Passing away at the untimely age of 35, artist Matthew Wong left behind an impressive body of painted canvases, pieces that moved through a dynamic and compelling emotional range exploring light and shadow, space and bodies as shifting value systems rarely lingering in easy relief for any prolonged period. Opening just a few weeks after the artist’s passing, his current exhibition at Karma, Blue, continues this practice.
Wong casts the landscapes and interiors of his exhibition under the glowing spaces between light and shadow, the transitional states where light passes to dark, and day might fade slowly into the early hours of night. The works here, dusky and nocturnal, were intended as the coda, or sundown, to a previous series of day-lit oil and gouache paintings, exploring a watery, fluid treatment of both space and the light that bounds it. Delving in particular into the color blue, Wong was primarily fascinated with the idea of the color as a fluid ground upon which light and space could play out.

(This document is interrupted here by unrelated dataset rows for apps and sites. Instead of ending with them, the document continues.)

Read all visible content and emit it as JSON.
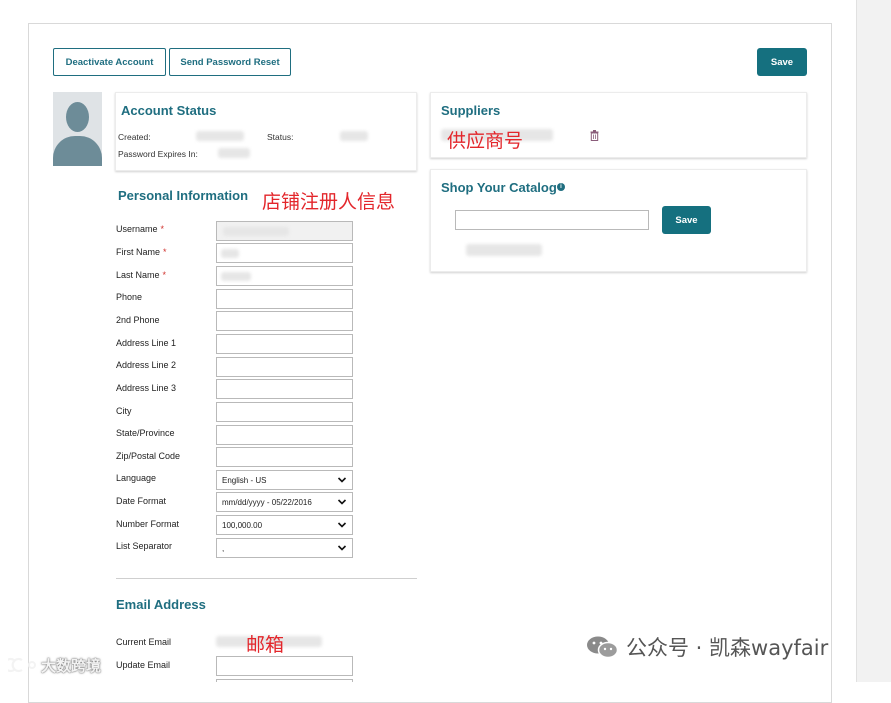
{
  "toolbar": {
    "deactivate_label": "Deactivate Account",
    "password_reset_label": "Send Password Reset",
    "save_label": "Save"
  },
  "account_status": {
    "title": "Account Status",
    "created_label": "Created:",
    "status_label": "Status:",
    "password_expires_label": "Password Expires In:"
  },
  "suppliers": {
    "title": "Suppliers",
    "annotation": "供应商号"
  },
  "catalog": {
    "title": "Shop Your Catalog",
    "save_label": "Save",
    "input_value": ""
  },
  "personal_info": {
    "title": "Personal Information",
    "annotation": "店铺注册人信息",
    "fields": [
      {
        "label": "Username",
        "required": "*"
      },
      {
        "label": "First Name",
        "required": "*"
      },
      {
        "label": "Last Name",
        "required": "*"
      },
      {
        "label": "Phone",
        "required": ""
      },
      {
        "label": "2nd Phone",
        "required": ""
      },
      {
        "label": "Address Line 1",
        "required": ""
      },
      {
        "label": "Address Line 2",
        "required": ""
      },
      {
        "label": "Address Line 3",
        "required": ""
      },
      {
        "label": "City",
        "required": ""
      },
      {
        "label": "State/Province",
        "required": ""
      },
      {
        "label": "Zip/Postal Code",
        "required": ""
      }
    ],
    "selects": [
      {
        "label": "Language",
        "value": "English - US"
      },
      {
        "label": "Date Format",
        "value": "mm/dd/yyyy - 05/22/2016"
      },
      {
        "label": "Number Format",
        "value": "100,000.00"
      },
      {
        "label": "List Separator",
        "value": ","
      }
    ]
  },
  "email": {
    "title": "Email Address",
    "annotation": "邮箱",
    "current_label": "Current Email",
    "update_label": "Update Email"
  },
  "watermarks": {
    "right": "公众号 · 凯森wayfair",
    "left": "大数跨境"
  },
  "colors": {
    "accent": "#1f6e80",
    "annotation": "#e3262b"
  }
}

Wong concerned himself with the “blueness of blue”: its fluidity, its affect, and its uncanny ability to “activate nostalgia, both personal and collective,” according to the show’s press release, and his interest in subject matter that drifts into the personal sphere is underscored by the scenes themselves. Meditative and bucolic, they move between improvisation and memory, taking on characteristics where space and time are just as hazy as the light that floats into the picture plane. The images here were witnessed in Sicily, often on walks while traveling with his mother, the result being a time frame in which the artist both looks back on his past, and seems to delve into it more deeply to seek out elements and ideas either initially hidden, or emergent with the inclusion of new sensations. Wong’s rendering of light is dappled, corpuscular: a contrast to the smooth gradations of his interiors, and occasionally feature spotlights, cascading from a door or window left ajar. These moments and symbols, often implying a space just out of site, contributes to the allure and mystery of these works, and the sense of sadness that seeps forth when considering a talent gone too early.

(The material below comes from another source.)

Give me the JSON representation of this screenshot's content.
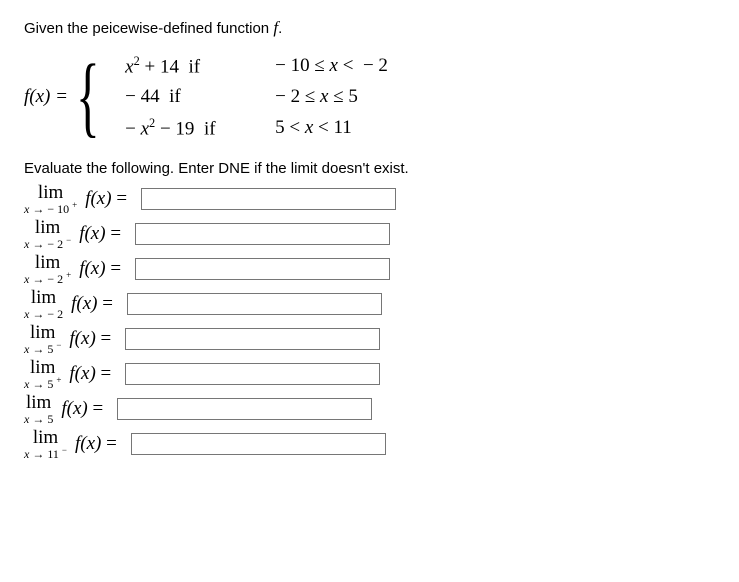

The show closes January 5th.
— D. Creahan
Matthew Wong: “Blue” at Karma [Exhibition Site]